UAE and Bahrain appear to be violating human rights by threatening to jail Qatar sympathisers, says human rights chief.
French President Emmanuel Macron has travelled to Morocco for a 24-hour visit for talks on battling terrorism as well as the Libyan conflict and Qatar’s dispute with its Gulf neighbours.
Ahead of Wednesday’s visit, the French presidency said Macron would discuss with Mohammed VI the dispute between Qatar and several countries, as both Paris and Rabat are keen on mediating a solution to the crisis.
“President Macron has spoken with all the heads of state of the region and called for appeasement. This efforts could converge with the mediation that Morocco wants to attempt,” it said.
A French diplomatic source said “the priority is to help resolve the crisis”.
The Elysee Palace said after Macron landed in Rabat that the French president would meet separately in Paris with the Emir of Qatar, Sheikh Tamim bin Hamad Al Thani, and the crown prince of the UAE, Sheikh Mohammad bin Zayed al-Nahyan.
The meetings are due to take place in the last week of June and are aimed at trying to defuse the Gulf dispute.
The UAE severed diplomatic ties with Qatar on June 5, along with Saudi Arabia, Bahrain, Egypt and other countries, accusing Doha of supporting “extremism”. Qatar vehemently denies their accusations.
The crisis is the worst to grip the Gulf in years.
The four Arab states have closed their airspace to Qatar that heavily relies on imports of food and water, among other products.
The measures have disrupted imports of food and other materials and caused some foreign banks to scale back business.

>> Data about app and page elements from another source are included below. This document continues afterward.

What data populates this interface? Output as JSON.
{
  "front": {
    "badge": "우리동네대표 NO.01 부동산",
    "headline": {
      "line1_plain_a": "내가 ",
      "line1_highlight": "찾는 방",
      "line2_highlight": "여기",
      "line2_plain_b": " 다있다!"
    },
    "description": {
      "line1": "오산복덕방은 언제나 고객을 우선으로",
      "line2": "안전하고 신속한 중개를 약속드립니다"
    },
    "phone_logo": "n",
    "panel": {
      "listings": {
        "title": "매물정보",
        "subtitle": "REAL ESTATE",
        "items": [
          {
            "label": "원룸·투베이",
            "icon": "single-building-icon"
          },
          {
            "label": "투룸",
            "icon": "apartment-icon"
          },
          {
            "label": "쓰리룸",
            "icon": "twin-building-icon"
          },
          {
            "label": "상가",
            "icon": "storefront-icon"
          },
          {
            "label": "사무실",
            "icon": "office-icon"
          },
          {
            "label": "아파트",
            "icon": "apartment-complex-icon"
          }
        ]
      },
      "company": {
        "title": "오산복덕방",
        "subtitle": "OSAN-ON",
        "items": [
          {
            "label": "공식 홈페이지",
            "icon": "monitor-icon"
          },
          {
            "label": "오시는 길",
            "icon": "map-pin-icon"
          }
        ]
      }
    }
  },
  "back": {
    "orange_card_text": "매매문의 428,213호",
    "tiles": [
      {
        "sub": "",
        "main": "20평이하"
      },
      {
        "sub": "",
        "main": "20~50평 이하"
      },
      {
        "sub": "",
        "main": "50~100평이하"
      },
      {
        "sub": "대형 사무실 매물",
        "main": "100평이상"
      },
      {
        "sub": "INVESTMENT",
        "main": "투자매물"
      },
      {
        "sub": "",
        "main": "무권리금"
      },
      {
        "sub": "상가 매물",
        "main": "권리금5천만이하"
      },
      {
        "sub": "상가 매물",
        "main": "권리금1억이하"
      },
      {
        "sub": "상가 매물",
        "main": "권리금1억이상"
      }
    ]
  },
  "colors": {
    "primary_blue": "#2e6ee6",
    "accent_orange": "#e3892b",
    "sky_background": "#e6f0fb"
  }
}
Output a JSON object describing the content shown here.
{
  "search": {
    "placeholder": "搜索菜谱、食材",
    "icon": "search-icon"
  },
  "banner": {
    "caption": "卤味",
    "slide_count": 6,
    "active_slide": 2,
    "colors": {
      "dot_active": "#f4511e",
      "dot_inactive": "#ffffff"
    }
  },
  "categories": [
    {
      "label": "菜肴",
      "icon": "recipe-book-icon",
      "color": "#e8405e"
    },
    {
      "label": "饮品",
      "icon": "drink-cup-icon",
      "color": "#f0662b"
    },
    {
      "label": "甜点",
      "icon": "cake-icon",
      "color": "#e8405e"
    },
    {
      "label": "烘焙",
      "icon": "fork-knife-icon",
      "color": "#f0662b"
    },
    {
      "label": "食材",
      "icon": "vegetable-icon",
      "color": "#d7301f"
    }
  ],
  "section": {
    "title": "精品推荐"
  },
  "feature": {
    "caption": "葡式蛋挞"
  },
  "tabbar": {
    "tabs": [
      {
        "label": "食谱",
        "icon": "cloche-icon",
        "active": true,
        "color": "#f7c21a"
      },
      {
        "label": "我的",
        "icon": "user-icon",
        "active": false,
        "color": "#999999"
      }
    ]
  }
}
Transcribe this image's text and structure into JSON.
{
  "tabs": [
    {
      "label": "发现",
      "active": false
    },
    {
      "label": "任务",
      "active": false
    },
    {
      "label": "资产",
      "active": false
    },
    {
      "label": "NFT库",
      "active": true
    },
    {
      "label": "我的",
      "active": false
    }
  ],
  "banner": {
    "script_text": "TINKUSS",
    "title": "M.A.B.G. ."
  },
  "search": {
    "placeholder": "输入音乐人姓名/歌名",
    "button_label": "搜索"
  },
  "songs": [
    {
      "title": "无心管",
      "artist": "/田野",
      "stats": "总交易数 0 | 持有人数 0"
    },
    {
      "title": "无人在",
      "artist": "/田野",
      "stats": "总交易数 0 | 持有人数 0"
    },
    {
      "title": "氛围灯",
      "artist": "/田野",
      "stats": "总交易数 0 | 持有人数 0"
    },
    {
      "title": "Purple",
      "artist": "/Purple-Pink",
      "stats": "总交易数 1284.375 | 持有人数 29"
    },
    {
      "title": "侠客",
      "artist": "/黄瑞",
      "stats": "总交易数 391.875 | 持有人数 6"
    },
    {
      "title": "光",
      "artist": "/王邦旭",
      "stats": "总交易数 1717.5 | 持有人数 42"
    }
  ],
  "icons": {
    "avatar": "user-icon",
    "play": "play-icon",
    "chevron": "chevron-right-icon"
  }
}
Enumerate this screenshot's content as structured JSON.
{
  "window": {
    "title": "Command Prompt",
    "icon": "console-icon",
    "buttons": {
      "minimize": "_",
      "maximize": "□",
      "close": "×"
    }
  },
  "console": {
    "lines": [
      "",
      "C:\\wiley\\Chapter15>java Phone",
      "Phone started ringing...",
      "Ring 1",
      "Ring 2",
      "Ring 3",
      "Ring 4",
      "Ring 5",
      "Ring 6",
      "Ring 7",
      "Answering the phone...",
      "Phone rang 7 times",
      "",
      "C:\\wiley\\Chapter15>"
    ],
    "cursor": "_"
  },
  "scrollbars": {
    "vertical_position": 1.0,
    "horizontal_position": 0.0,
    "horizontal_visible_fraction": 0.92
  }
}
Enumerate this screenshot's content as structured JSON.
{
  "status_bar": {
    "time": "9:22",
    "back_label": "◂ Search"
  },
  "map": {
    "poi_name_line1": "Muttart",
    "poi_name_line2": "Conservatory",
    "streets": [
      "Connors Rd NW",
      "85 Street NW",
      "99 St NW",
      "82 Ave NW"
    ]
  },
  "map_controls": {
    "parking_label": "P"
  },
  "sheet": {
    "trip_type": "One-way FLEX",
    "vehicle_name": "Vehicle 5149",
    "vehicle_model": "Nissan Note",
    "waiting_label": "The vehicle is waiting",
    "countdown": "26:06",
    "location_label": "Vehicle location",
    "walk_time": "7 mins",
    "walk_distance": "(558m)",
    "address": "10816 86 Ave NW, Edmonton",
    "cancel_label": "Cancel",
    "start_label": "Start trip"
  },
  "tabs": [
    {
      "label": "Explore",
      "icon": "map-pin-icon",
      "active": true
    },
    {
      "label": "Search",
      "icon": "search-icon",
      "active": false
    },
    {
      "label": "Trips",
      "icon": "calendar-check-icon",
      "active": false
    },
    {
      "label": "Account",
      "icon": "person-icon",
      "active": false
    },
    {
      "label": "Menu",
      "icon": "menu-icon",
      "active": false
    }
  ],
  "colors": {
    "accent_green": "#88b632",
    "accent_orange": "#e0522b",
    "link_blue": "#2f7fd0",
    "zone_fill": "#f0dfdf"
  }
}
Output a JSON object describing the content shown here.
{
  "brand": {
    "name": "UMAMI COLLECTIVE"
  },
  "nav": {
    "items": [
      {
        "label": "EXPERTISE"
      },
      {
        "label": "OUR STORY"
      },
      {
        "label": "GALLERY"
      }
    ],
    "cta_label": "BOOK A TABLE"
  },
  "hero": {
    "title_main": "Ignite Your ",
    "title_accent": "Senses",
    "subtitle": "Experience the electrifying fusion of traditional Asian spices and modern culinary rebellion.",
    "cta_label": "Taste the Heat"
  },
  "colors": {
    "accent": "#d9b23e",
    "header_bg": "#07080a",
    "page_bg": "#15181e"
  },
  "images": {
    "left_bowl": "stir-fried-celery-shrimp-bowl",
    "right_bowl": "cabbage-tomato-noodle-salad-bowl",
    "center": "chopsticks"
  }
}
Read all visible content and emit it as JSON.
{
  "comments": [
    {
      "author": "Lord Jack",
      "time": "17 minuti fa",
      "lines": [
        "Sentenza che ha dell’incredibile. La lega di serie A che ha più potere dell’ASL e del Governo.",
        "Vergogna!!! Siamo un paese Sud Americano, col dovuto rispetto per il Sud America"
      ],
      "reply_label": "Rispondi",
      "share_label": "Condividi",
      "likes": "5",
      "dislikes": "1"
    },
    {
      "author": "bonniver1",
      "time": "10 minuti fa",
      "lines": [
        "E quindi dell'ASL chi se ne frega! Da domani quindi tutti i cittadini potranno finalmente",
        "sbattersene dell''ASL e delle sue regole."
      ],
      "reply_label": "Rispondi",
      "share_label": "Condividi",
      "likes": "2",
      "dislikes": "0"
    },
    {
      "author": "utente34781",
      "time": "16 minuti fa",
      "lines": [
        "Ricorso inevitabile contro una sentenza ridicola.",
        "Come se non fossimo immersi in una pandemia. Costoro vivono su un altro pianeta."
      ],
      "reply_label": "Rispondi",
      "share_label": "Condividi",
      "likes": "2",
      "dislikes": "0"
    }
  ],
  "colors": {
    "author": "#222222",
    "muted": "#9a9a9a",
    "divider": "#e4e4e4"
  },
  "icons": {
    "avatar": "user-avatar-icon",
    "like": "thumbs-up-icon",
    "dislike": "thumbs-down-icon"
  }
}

Doha has been cooperating with Iran and Turkey to secure food and water.